Exercise aim: Repeat every record exactly as written, but leave out the pictures.
┌──
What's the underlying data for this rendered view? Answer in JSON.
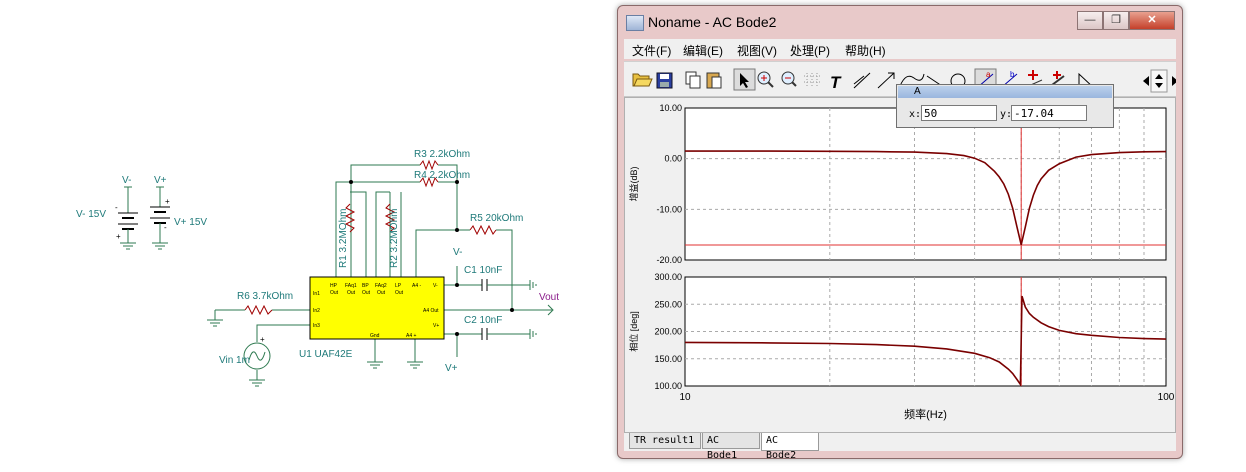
{
  "window": {
    "title": "Noname - AC Bode2",
    "minimize": "—",
    "restore": "❐",
    "close": "✕"
  },
  "menu": [
    "文件(F)",
    "编辑(E)",
    "视图(V)",
    "处理(P)",
    "帮助(H)"
  ],
  "toolbar_icons": [
    "open-folder-icon",
    "save-icon",
    "copy-icon",
    "paste-icon",
    "pointer-icon",
    "zoom-in-icon",
    "zoom-out-icon",
    "grid-icon",
    "text-tool-icon",
    "line-tool-icon",
    "arrow-tool-icon",
    "curve-tool-icon",
    "diagonal-line-icon",
    "circle-tool-icon",
    "cursor-a-icon",
    "cursor-b-icon",
    "marker-add-icon",
    "marker-pen-icon",
    "triangle-tool-icon",
    "scroll-left-icon",
    "scroll-up-down-icon",
    "scroll-right-icon"
  ],
  "cursor_dialog": {
    "title": "A",
    "x_label": "x:",
    "x_value": "50",
    "y_label": "y:",
    "y_value": "-17.04"
  },
  "tabs": [
    "TR result1",
    "AC Bode1",
    "AC Bode2"
  ],
  "active_tab": "AC Bode2",
  "schematic": {
    "labels": {
      "vminus_top": "V-",
      "vplus_top": "V+",
      "vminus_left": "V- 15V",
      "vplus_right": "V+ 15V",
      "r3": "R3 2.2kOhm",
      "r4": "R4 2.2kOhm",
      "r5": "R5 20kOhm",
      "r1": "R1 3.2MOhm",
      "r2": "R2 3.2MOhm",
      "r6": "R6 3.7kOhm",
      "c1": "C1 10nF",
      "c2": "C2 10nF",
      "vminus_c1": "V-",
      "vplus_c2": "V+",
      "vout": "Vout",
      "vin": "Vin 1m",
      "u1": "U1 UAF42E",
      "plus": "+",
      "minus": "-"
    },
    "pins": {
      "hp": "HP",
      "hp_out": "Out",
      "faq1": "FAq1",
      "faq1_out": "Out",
      "bp": "BP",
      "bp_out": "Out",
      "faq2": "FAq2",
      "faq2_out": "Out",
      "lp": "LP",
      "lp_out": "Out",
      "a4minus": "A4 -",
      "vminus": "V-",
      "in1": "In1",
      "in2": "In2",
      "in3": "In3",
      "a4out": "A4 Out",
      "vplus": "V+",
      "gnd": "Gnd",
      "a4plus": "A4 +"
    }
  },
  "chart_data": [
    {
      "type": "line",
      "title": "",
      "xlabel": "",
      "ylabel": "增益(dB)",
      "xscale": "log",
      "xlim": [
        10,
        100
      ],
      "ylim": [
        -20,
        10
      ],
      "yticks": [
        "10.00",
        "0.00",
        "-10.00",
        "-20.00"
      ],
      "grid": true,
      "color": "#7a0000",
      "cursor": {
        "x": 50,
        "y": -17.04,
        "color": "#e03030"
      },
      "series": [
        {
          "x": [
            10,
            15,
            20,
            25,
            30,
            35,
            38,
            40,
            42,
            44,
            45,
            46,
            47,
            48,
            49,
            50,
            51,
            52,
            53,
            54,
            55,
            57,
            60,
            65,
            70,
            80,
            90,
            100
          ],
          "y": [
            1.5,
            1.5,
            1.45,
            1.4,
            1.3,
            1.0,
            0.6,
            0.1,
            -0.8,
            -2.5,
            -3.6,
            -5.0,
            -7.0,
            -9.8,
            -13.5,
            -17.0,
            -13.5,
            -9.8,
            -7.2,
            -5.3,
            -4.0,
            -2.3,
            -1.0,
            0.3,
            0.8,
            1.2,
            1.35,
            1.4
          ]
        }
      ]
    },
    {
      "type": "line",
      "title": "",
      "xlabel": "频率(Hz)",
      "ylabel": "相位 [deg]",
      "xscale": "log",
      "xlim": [
        10,
        100
      ],
      "ylim": [
        100,
        300
      ],
      "yticks": [
        "300.00",
        "250.00",
        "200.00",
        "150.00",
        "100.00"
      ],
      "xticks": [
        "10",
        "100"
      ],
      "grid": true,
      "color": "#7a0000",
      "cursor": {
        "x": 50,
        "color": "#e03030"
      },
      "series": [
        {
          "x": [
            10,
            15,
            20,
            25,
            30,
            35,
            40,
            43,
            45,
            47,
            48,
            49,
            49.8,
            50.2,
            51,
            52,
            53,
            55,
            57,
            60,
            65,
            70,
            80,
            90,
            100
          ],
          "y": [
            180,
            179,
            178,
            176,
            173,
            168,
            160,
            152,
            144,
            131,
            123,
            112,
            103,
            265,
            245,
            233,
            226,
            216,
            209,
            202,
            196,
            193,
            189,
            187,
            186
          ]
        }
      ]
    }
  ]
}
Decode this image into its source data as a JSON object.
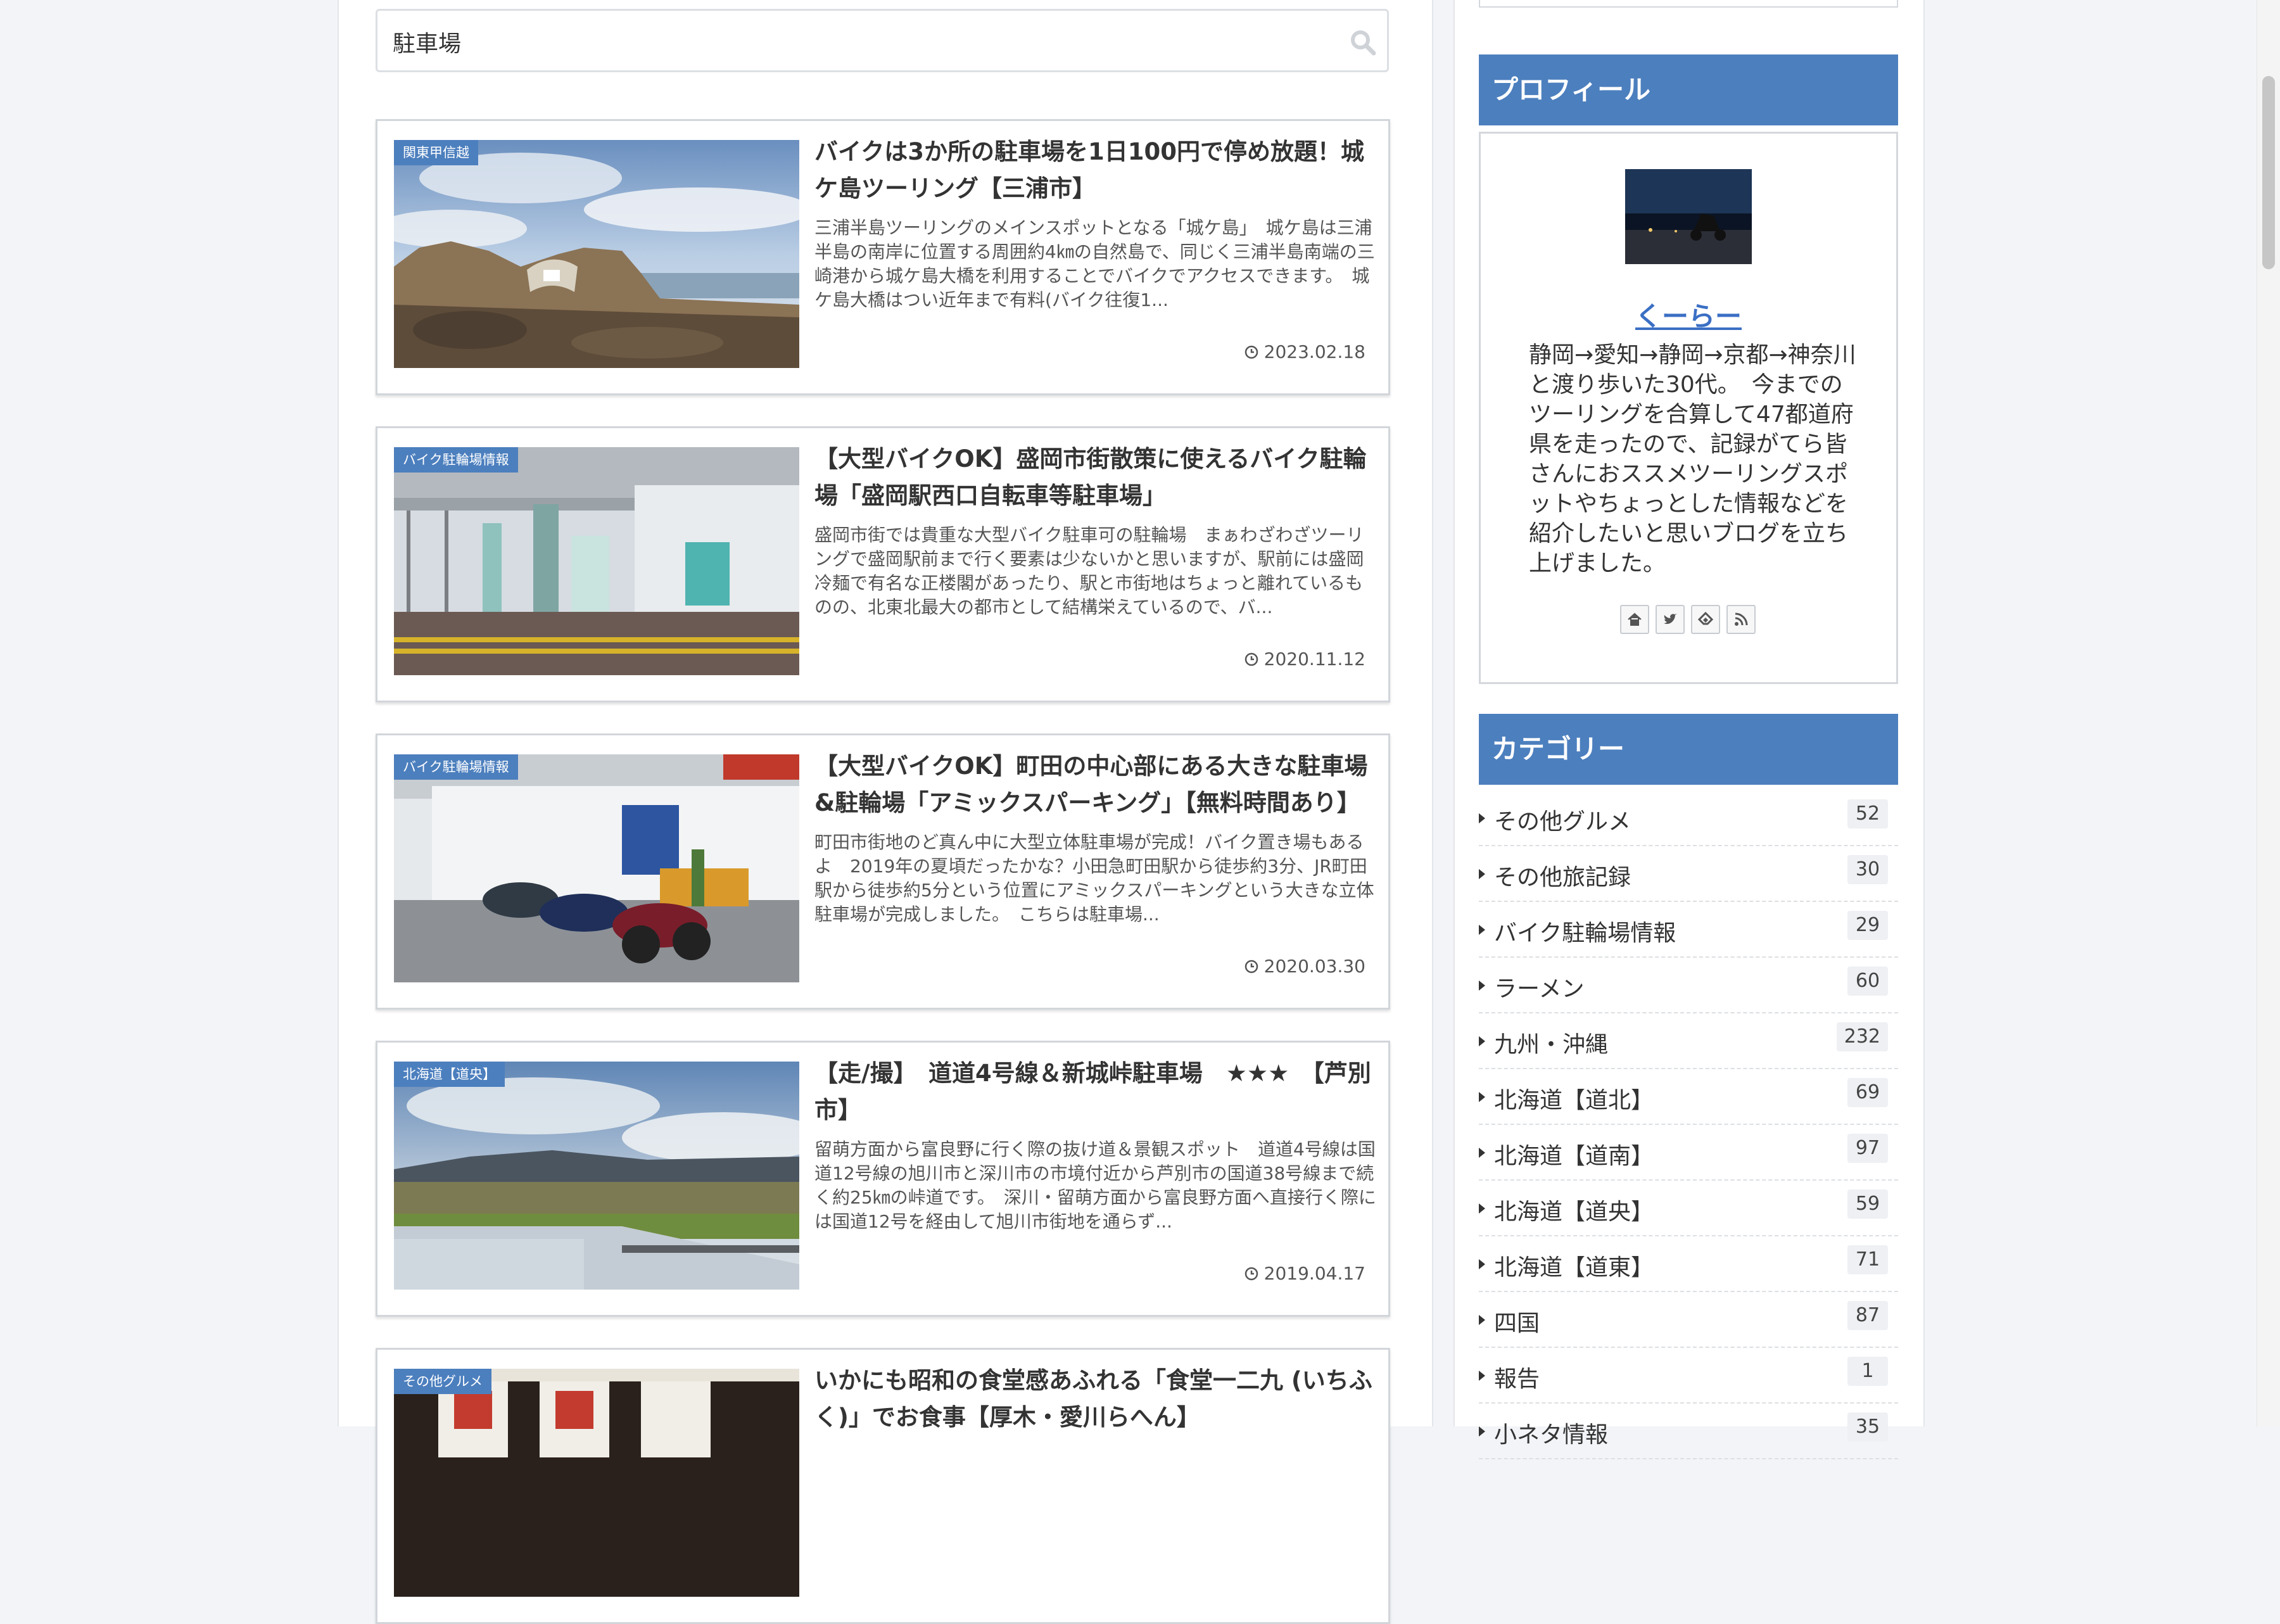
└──
Task response:
What's the underlying data for this rendered view? Answer in JSON.
{
  "window": {
    "title": "Noname - AC Bode2",
    "minimize": "—",
    "restore": "❐",
    "close": "✕"
  },
  "menu": [
    "文件(F)",
    "编辑(E)",
    "视图(V)",
    "处理(P)",
    "帮助(H)"
  ],
  "toolbar_icons": [
    "open-folder-icon",
    "save-icon",
    "copy-icon",
    "paste-icon",
    "pointer-icon",
    "zoom-in-icon",
    "zoom-out-icon",
    "grid-icon",
    "text-tool-icon",
    "line-tool-icon",
    "arrow-tool-icon",
    "curve-tool-icon",
    "diagonal-line-icon",
    "circle-tool-icon",
    "cursor-a-icon",
    "cursor-b-icon",
    "marker-add-icon",
    "marker-pen-icon",
    "triangle-tool-icon",
    "scroll-left-icon",
    "scroll-up-down-icon",
    "scroll-right-icon"
  ],
  "cursor_dialog": {
    "title": "A",
    "x_label": "x:",
    "x_value": "50",
    "y_label": "y:",
    "y_value": "-17.04"
  },
  "tabs": [
    "TR result1",
    "AC Bode1",
    "AC Bode2"
  ],
  "active_tab": "AC Bode2",
  "schematic": {
    "labels": {
      "vminus_top": "V-",
      "vplus_top": "V+",
      "vminus_left": "V- 15V",
      "vplus_right": "V+ 15V",
      "r3": "R3 2.2kOhm",
      "r4": "R4 2.2kOhm",
      "r5": "R5 20kOhm",
      "r1": "R1 3.2MOhm",
      "r2": "R2 3.2MOhm",
      "r6": "R6 3.7kOhm",
      "c1": "C1 10nF",
      "c2": "C2 10nF",
      "vminus_c1": "V-",
      "vplus_c2": "V+",
      "vout": "Vout",
      "vin": "Vin 1m",
      "u1": "U1 UAF42E",
      "plus": "+",
      "minus": "-"
    },
    "pins": {
      "hp": "HP",
      "hp_out": "Out",
      "faq1": "FAq1",
      "faq1_out": "Out",
      "bp": "BP",
      "bp_out": "Out",
      "faq2": "FAq2",
      "faq2_out": "Out",
      "lp": "LP",
      "lp_out": "Out",
      "a4minus": "A4 -",
      "vminus": "V-",
      "in1": "In1",
      "in2": "In2",
      "in3": "In3",
      "a4out": "A4 Out",
      "vplus": "V+",
      "gnd": "Gnd",
      "a4plus": "A4 +"
    }
  },
  "chart_data": [
    {
      "type": "line",
      "title": "",
      "xlabel": "",
      "ylabel": "增益(dB)",
      "xscale": "log",
      "xlim": [
        10,
        100
      ],
      "ylim": [
        -20,
        10
      ],
      "yticks": [
        "10.00",
        "0.00",
        "-10.00",
        "-20.00"
      ],
      "grid": true,
      "color": "#7a0000",
      "cursor": {
        "x": 50,
        "y": -17.04,
        "color": "#e03030"
      },
      "series": [
        {
          "x": [
            10,
            15,
            20,
            25,
            30,
            35,
            38,
            40,
            42,
            44,
            45,
            46,
            47,
            48,
            49,
            50,
            51,
            52,
            53,
            54,
            55,
            57,
            60,
            65,
            70,
            80,
            90,
            100
          ],
          "y": [
            1.5,
            1.5,
            1.45,
            1.4,
            1.3,
            1.0,
            0.6,
            0.1,
            -0.8,
            -2.5,
            -3.6,
            -5.0,
            -7.0,
            -9.8,
            -13.5,
            -17.0,
            -13.5,
            -9.8,
            -7.2,
            -5.3,
            -4.0,
            -2.3,
            -1.0,
            0.3,
            0.8,
            1.2,
            1.35,
            1.4
          ]
        }
      ]
    },
    {
      "type": "line",
      "title": "",
      "xlabel": "频率(Hz)",
      "ylabel": "相位 [deg]",
      "xscale": "log",
      "xlim": [
        10,
        100
      ],
      "ylim": [
        100,
        300
      ],
      "yticks": [
        "300.00",
        "250.00",
        "200.00",
        "150.00",
        "100.00"
      ],
      "xticks": [
        "10",
        "100"
      ],
      "grid": true,
      "color": "#7a0000",
      "cursor": {
        "x": 50,
        "color": "#e03030"
      },
      "series": [
        {
          "x": [
            10,
            15,
            20,
            25,
            30,
            35,
            40,
            43,
            45,
            47,
            48,
            49,
            49.8,
            50.2,
            51,
            52,
            53,
            55,
            57,
            60,
            65,
            70,
            80,
            90,
            100
          ],
          "y": [
            180,
            179,
            178,
            176,
            173,
            168,
            160,
            152,
            144,
            131,
            123,
            112,
            103,
            265,
            245,
            233,
            226,
            216,
            209,
            202,
            196,
            193,
            189,
            187,
            186
          ]
        }
      ]
    }
  ]
}
Decode this image into its source data as a JSON object.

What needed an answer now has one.